Datatype for floating-point numbers, a number that has a decimal point. Floating-point numbers are often used to approximate analog and continuous values because they have greater resolution than integers. Floating-point numbers can be as large as 3.4028235E+38 and as low as -3.4028235E+38. They are stored as 32 bits (4 bytes) of information.
Floats have only 6 decimal digits of precision. That means the total number of digits, not the number to the right of the decimal point. On the 86Duino, you can get more precision by using a
double (e.g. up to 15 digits), and there is an FPU (Floating Point Unit) integrated in the CPU to accelerate the computation of floating-point numbers.
Floating point numbers are not exact, and may yield strange results when compared.

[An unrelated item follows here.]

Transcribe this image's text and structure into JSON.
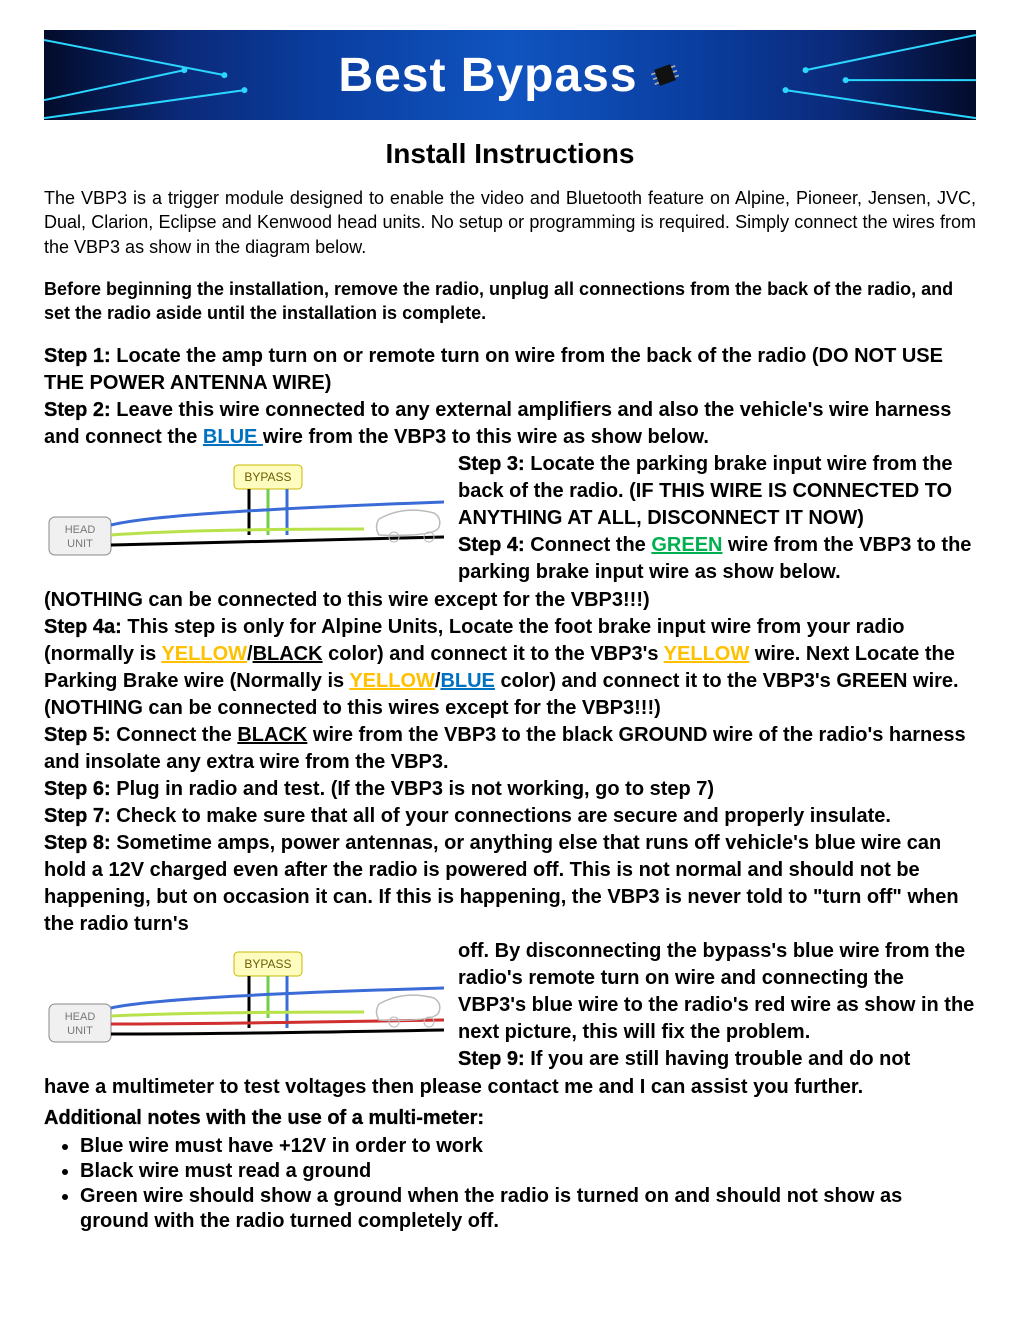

For example 6.0 / 3.0 may not equal 2.0. You should instead check that the absolute value of the difference between the numbers is less than some small number.
Floating point math is also much slower than integer math in performing calculations, so should be avoided if, for example, a loop has to run at top speed for a critical timing function. Programmers often go to some lengths to convert floating point calculations to integer math to increase speed.
If doing math with floats, you need to add a decimal point, otherwise it will be treated as an
int. See the Floating point constants page for details.
float myfloat; float sensorCalbrate = 1.117;
float var = val;
var – your float variable name
val – the value you assign to that variable
int x; int y; float z; x = 1; y = x / 2; // y now contains 0, ints can't hold fractions z = (float)x / 2.0; // z now contains .5 (you have to use 2.0, not 2)
The text of the 86Duino reference is a modification of the Arduino reference and is licensed under a Creative Commons Attribution-ShareAlike 3.0 License. Code samples in the reference are released into the public domain.